What are we, the voting public, to make of these incidents? Americans love dogs and even the slightest abuse or mistreatment of our four-legged friends are not taken lightly. As a nation, we spend a fortune on our pets. We have resorts for our dogs, schools for our dogs, cemeteries for our dogs, even therapists for our dogs. Dogs and man have a special bond. Dogs lead the blind, find the lost, help our police officers and military. Even the most untrained dog provides a level of comfort and companionship on a bad day.
Now we’re asked to choose for our president between a man who put his dog on top of a car, and a man who once ate dog? What kind of choice is that?
Maybe we’re making too much of Caninegate. The stories are shocking, but before we presume both candidates unworthy of the highest office in the land, perhaps we should exercise a little reason.
Romney’s dog was in an approved animal carrier and apparently it was strapped down securely on top of the vehicle. Apparently, on one such trip they traveled many hours and never aroused enough suspicion to warrant being pulled over or accosted by the public. Besides, don’t dogs generally enjoy the feel of the breeze through their hair? I’ve seen countless dogs enjoying a ride in the back of a truck with the wind in their face.
I guess the bottom line for me is, was it really that dangerous? If I recall, didn’t Granny Clamplett ride all the way across the country strapped to a rocking chair on the back of a flatbed truck? She arrived at her new mansion as feisty and lively as ever.
As for Obama eating dog, we should remember he was just a child. It’s likely he didn’t even know what he was eating. I remember my grandpa tricking me into eating rabbit, which to this day I claim was the best fried chicken I ever had.
It will be a long campaign and no telling what else will surface between now and November.

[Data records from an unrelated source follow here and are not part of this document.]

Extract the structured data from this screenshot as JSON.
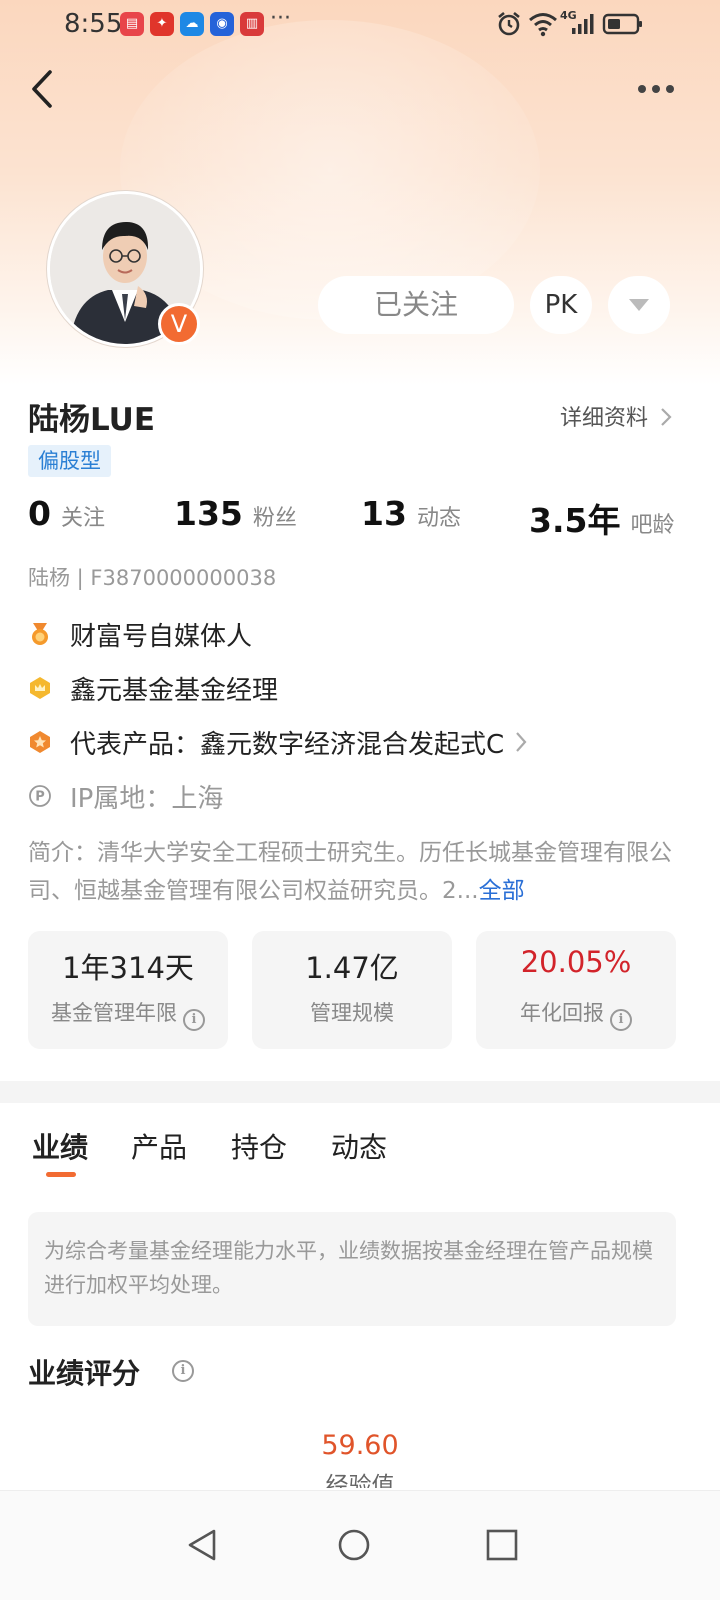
{
  "status_bar": {
    "time": "8:55",
    "more": "···",
    "network": "4G"
  },
  "profile": {
    "name": "陆杨LUE",
    "tag": "偏股型",
    "detail_link": "详细资料",
    "follow_button": "已关注",
    "pk_button": "PK",
    "stats": [
      {
        "value": "0",
        "label": "关注"
      },
      {
        "value": "135",
        "label": "粉丝"
      },
      {
        "value": "13",
        "label": "动态"
      },
      {
        "value": "3.5年",
        "label": "吧龄"
      }
    ],
    "id_line": "陆杨 | F3870000000038",
    "info": [
      {
        "icon": "medal-icon",
        "text": "财富号自媒体人"
      },
      {
        "icon": "crown-badge-icon",
        "text": "鑫元基金基金经理"
      },
      {
        "icon": "star-badge-icon",
        "text": "代表产品：鑫元数字经济混合发起式C"
      },
      {
        "icon": "ip-location-icon",
        "text": "IP属地：上海"
      }
    ],
    "intro": "简介：清华大学安全工程硕士研究生。历任长城基金管理有限公司、恒越基金管理有限公司权益研究员。2...",
    "intro_more": "全部"
  },
  "metrics": [
    {
      "value": "1年314天",
      "label": "基金管理年限",
      "has_info": true,
      "color": "#222222"
    },
    {
      "value": "1.47亿",
      "label": "管理规模",
      "has_info": false,
      "color": "#222222"
    },
    {
      "value": "20.05%",
      "label": "年化回报",
      "has_info": true,
      "color": "#d2232a"
    }
  ],
  "tabs": [
    "业绩",
    "产品",
    "持仓",
    "动态"
  ],
  "active_tab": "业绩",
  "notice": "为综合考量基金经理能力水平，业绩数据按基金经理在管产品规模进行加权平均处理。",
  "performance": {
    "title": "业绩评分",
    "score": "59.60",
    "score_label": "经验值"
  },
  "colors": {
    "accent": "#f26b32",
    "link": "#2a6fd6",
    "positive": "#d2232a"
  }
}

But every dog has his day, and hopefully this one will pass by quickly and we can focus on issues that are really important before Election Day.
• John Shindlebower is a freelance columnist and a former editor with Landmark Community Newspapers at The Spencer Magnet in Taylorsville.